(RECORDS FOR THIS EXERCISE begins)
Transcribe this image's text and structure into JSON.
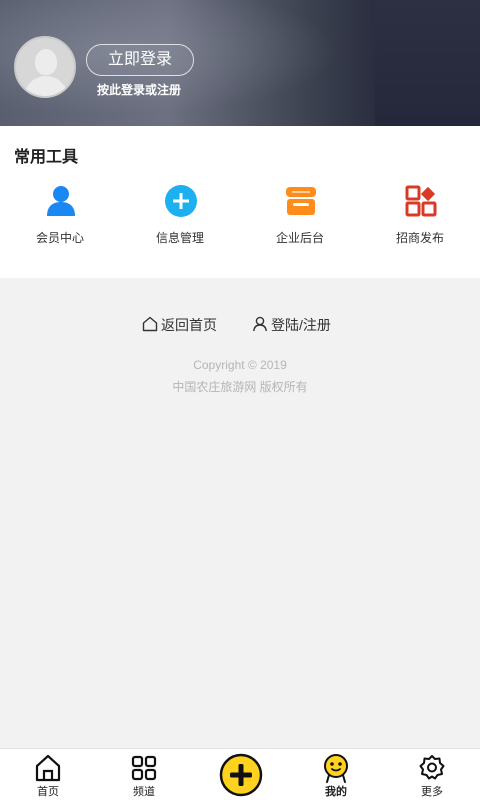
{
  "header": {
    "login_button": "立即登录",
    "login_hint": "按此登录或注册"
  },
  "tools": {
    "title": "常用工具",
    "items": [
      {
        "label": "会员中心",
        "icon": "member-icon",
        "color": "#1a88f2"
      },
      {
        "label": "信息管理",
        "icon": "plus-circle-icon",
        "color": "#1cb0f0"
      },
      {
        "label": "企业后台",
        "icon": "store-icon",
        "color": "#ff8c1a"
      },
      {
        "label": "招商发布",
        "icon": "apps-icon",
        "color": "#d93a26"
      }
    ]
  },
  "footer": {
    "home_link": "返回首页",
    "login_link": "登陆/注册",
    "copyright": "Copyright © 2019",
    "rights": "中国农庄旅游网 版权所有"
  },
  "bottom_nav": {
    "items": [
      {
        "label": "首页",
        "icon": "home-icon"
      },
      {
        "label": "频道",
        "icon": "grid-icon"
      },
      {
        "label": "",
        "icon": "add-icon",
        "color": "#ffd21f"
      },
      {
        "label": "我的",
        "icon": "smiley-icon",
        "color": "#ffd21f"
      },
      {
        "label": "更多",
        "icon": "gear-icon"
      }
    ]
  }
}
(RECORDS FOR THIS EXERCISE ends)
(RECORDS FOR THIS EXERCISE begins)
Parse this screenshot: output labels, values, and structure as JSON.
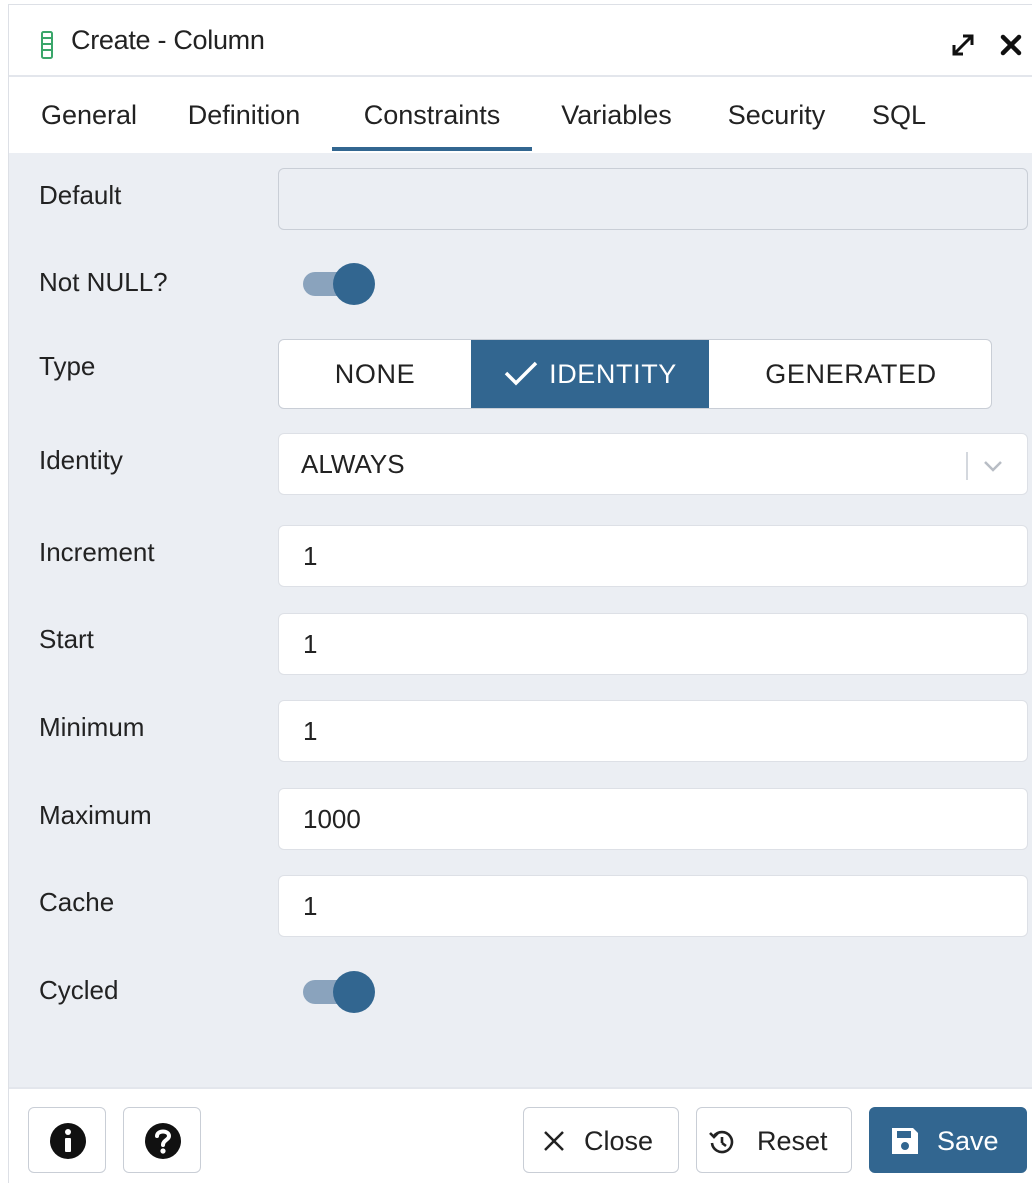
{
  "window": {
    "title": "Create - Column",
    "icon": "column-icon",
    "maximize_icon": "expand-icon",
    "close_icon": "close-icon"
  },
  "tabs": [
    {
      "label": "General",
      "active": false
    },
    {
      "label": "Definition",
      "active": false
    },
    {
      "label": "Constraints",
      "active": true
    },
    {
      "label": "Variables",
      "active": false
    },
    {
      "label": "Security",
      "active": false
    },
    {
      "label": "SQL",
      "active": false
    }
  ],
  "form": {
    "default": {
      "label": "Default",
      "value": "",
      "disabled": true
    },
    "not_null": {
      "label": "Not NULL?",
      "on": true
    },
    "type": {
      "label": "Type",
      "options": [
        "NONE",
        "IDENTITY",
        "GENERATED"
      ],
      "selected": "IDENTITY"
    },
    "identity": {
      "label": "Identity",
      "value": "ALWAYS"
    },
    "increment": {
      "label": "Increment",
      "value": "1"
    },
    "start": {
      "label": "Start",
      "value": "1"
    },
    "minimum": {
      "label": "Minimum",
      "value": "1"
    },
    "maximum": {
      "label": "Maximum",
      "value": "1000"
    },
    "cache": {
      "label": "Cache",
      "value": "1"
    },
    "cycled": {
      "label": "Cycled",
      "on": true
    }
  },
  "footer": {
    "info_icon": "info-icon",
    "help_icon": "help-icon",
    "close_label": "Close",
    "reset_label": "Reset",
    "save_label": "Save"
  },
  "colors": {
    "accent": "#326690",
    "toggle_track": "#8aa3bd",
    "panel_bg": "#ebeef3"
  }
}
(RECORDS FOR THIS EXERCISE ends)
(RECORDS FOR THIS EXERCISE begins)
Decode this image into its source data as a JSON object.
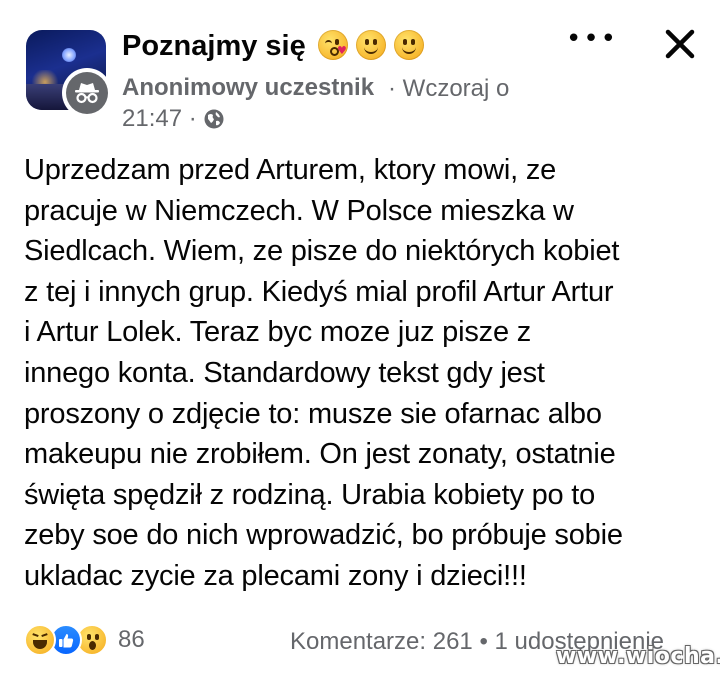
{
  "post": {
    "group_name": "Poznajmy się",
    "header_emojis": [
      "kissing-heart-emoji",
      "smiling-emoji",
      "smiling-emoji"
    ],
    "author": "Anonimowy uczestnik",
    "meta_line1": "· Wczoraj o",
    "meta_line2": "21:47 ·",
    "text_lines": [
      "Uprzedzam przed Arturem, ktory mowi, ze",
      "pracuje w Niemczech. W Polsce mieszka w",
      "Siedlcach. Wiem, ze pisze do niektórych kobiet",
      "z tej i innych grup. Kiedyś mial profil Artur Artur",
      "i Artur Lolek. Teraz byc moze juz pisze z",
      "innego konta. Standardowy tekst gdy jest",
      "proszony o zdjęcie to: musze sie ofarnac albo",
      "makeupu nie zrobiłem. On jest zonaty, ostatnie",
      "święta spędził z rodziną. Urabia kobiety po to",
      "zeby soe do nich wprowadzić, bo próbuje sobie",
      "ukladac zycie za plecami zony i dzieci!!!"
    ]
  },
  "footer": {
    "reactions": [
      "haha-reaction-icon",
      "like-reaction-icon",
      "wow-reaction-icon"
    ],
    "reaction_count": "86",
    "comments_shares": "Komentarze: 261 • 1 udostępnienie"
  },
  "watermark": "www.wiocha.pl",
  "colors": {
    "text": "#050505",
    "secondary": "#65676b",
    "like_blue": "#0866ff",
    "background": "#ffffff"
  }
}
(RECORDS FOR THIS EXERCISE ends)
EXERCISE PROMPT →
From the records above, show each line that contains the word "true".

EXERCISE ANSWER →
      "active": true
      "disabled": true
      "on": true
      "on": true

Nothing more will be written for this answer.